“They were willing to pay for it,” Hulse said. “They told me they needed access to a wind farm going through. I think it was the Prairie Hill Wind Project. I did not know if it would come to fruition.”

Hulse said he spoke about the matter with the late Murray Watson, a local attorney, former state senator and Mart-area landowner, who assured him the company involved was legitimate. Hulse said he received a routine consent agreement about 18 months ago and has heard little else about the matter.

“Wind turbines and renewable energy are probably good things,” he said. “They can be a little unsightly, but on the other hand, they’ve done a lot for West Texas. I think it would be good to have another energy source.”

Wind speeds in Mart average about 7 meters per second at a height of 80 meters, according to a U.S. Department of Energy map. Areas with annual average wind speeds of about 6.5 meters per second are considered suitable for wind energy development, according to the DOE.
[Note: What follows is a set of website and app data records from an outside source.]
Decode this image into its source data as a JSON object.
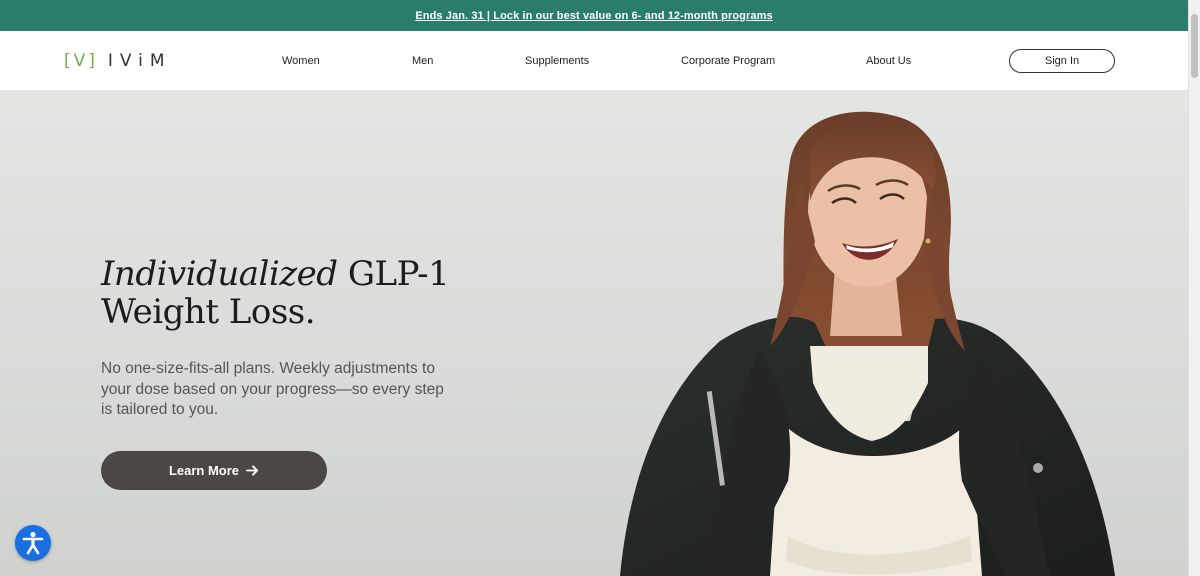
{
  "announcement": {
    "text": "Ends Jan. 31 | Lock in our best value on 6- and 12-month programs",
    "background": "#2a7d6a"
  },
  "header": {
    "logo": {
      "mark": "[V]",
      "word": "IViM",
      "mark_color": "#6db04a"
    },
    "nav": [
      {
        "label": "Women"
      },
      {
        "label": "Men"
      },
      {
        "label": "Supplements"
      },
      {
        "label": "Corporate Program"
      },
      {
        "label": "About Us"
      }
    ],
    "sign_in_label": "Sign In"
  },
  "hero": {
    "headline_italic": "Individualized",
    "headline_rest": "GLP-1",
    "headline_line2": "Weight Loss.",
    "subtext": "No one-size-fits-all plans. Weekly adjustments to your dose based on your progress—so every step is tailored to you.",
    "cta_label": "Learn More",
    "cta_icon": "arrow-right-icon",
    "cta_color": "#4a4744"
  },
  "accessibility": {
    "icon": "accessibility-icon",
    "color": "#1a6fe0"
  }
}
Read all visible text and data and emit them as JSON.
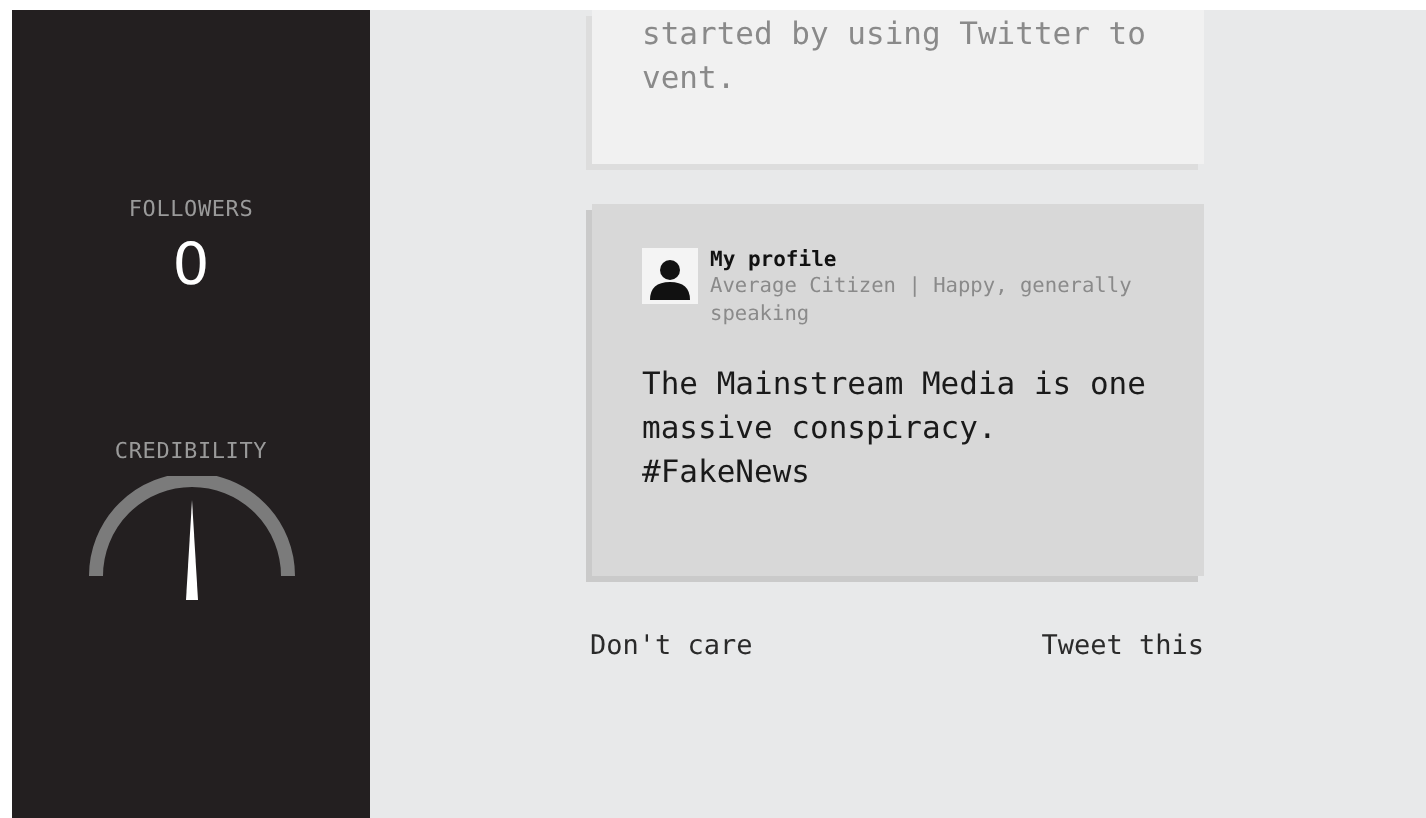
{
  "sidebar": {
    "followers": {
      "label": "FOLLOWERS",
      "value": "0"
    },
    "credibility": {
      "label": "CREDIBILITY",
      "level": 0.5
    }
  },
  "previous_tweet": {
    "text_lines": [
      "started by using Twitter to",
      "vent."
    ]
  },
  "tweet": {
    "author": "My profile",
    "bio": "Average Citizen | Happy, generally speaking",
    "text": "The Mainstream Media is one massive conspiracy. #FakeNews"
  },
  "actions": [
    {
      "label": "Don't care"
    },
    {
      "label": "Tweet this"
    }
  ]
}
The wind farm proposed for McLennan and Limestone counties will have the capacity to generate 300 megawatts of electricity, Vitek said. Applying a standard that each megawatt would power 200 homes during peak periods, the farm could light up about 60,000 homes.

Williams said last year that each turbine could possibly add $1 million in property value. But Engie and the district have applied for a Chapter 313 School Value-Limitation Agreement with the state that would limit the company’s property taxes due the district for at least 10 years, he said at the time.

“The wind farm will be pretty much a tax revenue generator, not necessarily a big employer, though initial construction will mean jobs,” Dixon said. “Projects like these do benefit the county and the state. They do show that we are increasing green energy sources, which may prevent us from becoming one of those states, like California, rigorously regulated by the feds.”

Dixon said he could not put a firm figure on how much tax revenue the wind farm would generate for McLennan County.

Source:  By Mike Copeland | Waco Tribune | www.wacotrib.com

This article is the work of the source indicated. Any opinions expressed in it are not necessarily those of National Wind Watch.

The copyright of this article is owned by the author or publisher indicated. As part of its noncommercial effort to present the environmental, social, scientific, and economic issues of large-scale wind power development to a global audience seeking such information, National Wind Watch endeavors to observe "fair use" as provided for in section 107 of U.S. Copyright Law and similar "fair dealing" provisions of the copyright laws of other nations. Send requests to excerpt, general inquiries, and comments to query/wind-watch.org.

Wind Watch relies entirely
on User Funding
Donate $5 PayPal Donate

Share:


News Watch Home

Get the Facts Follow Wind Watch on Twitter

Wind Watch on Facebook

Share

CONTACT DONATE PRIVACY ABOUT SEARCH
© National Wind Watch, Inc.
Use of copyrighted material adheres to Fair Use.
"Wind Watch" is a registered trademark.
Share

 Follow: